“Physics will get you to space, but economics will keep you there,” he says.
It’s become an opportune time for private equity to invest. The market has matured enough for the industry-focused firm to find interesting opportunities, companies and teams to back.
Partner, AE Industrial Partners
To ensure it remains financially sustainable, Redwire is looking to provide companies with infrastructure— new space-based communications and capabilities to manufacture components in orbit—something it hopes to achieve with its Made In Space acquisition.
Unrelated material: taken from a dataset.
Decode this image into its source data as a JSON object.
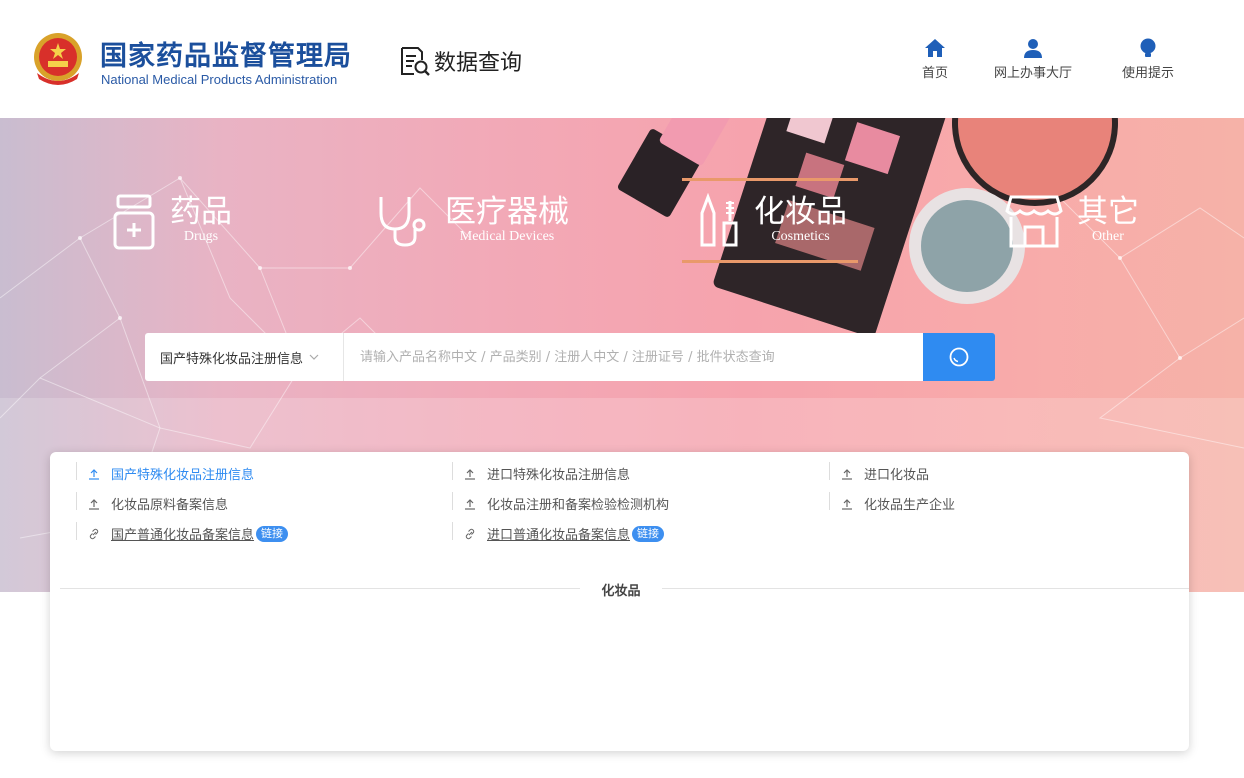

In-orbit manufacturing could significantly reduce the cost to launch satellites and expand their capability. A satellite that can print its own solar panels or antennae in orbit could generate more power and have greater communications capacity in a smaller package, Cannito says, and could be the key to unlocking larger projects like commercial research and development outposts, and resource extraction on the moon.
Although private equity is still relatively new to the space industry, firms like AE Industrial are entering on the heels of early investors, like Marc Bell, who helped pave the way. In 2015, Bell was among the first to commit seed funding that got Made In Space off the ground.
Bell has been involved in the space technology industry since the 1990s, and his companies have since put over 220 satellites in orbit. His current venture, Terran Orbital, a provider of nanosatellite and microsatellite services, has raised tens of millions from investors that include Lockheed Martin, Beach Point Capital and Goldman Sachs since it was founded in 2013. Today, the company has around 125 employees. Its subsidiary PredaSAR announced in August that it will partner with SpaceX to deploy the first of 48 planned satellites next spring to collect data about activity on Earth’s surface—from weather and agriculture to traffic and energy extraction.
Over his 30-year involvement in the industry, Bell has seen how the miniaturization of satellites changed the economics of space. The influx of capital from investors like AE Industrial is now funding further innovation, like in-orbit manufacturing, an advancement that Bell expects will help shape the future of the space industry.
“It’s definitely going to start changing things,” he says. “We’ll know when you can lay out on the beach on Mars.”
Benjamin Glick is Middle Market Growth’s associate editor.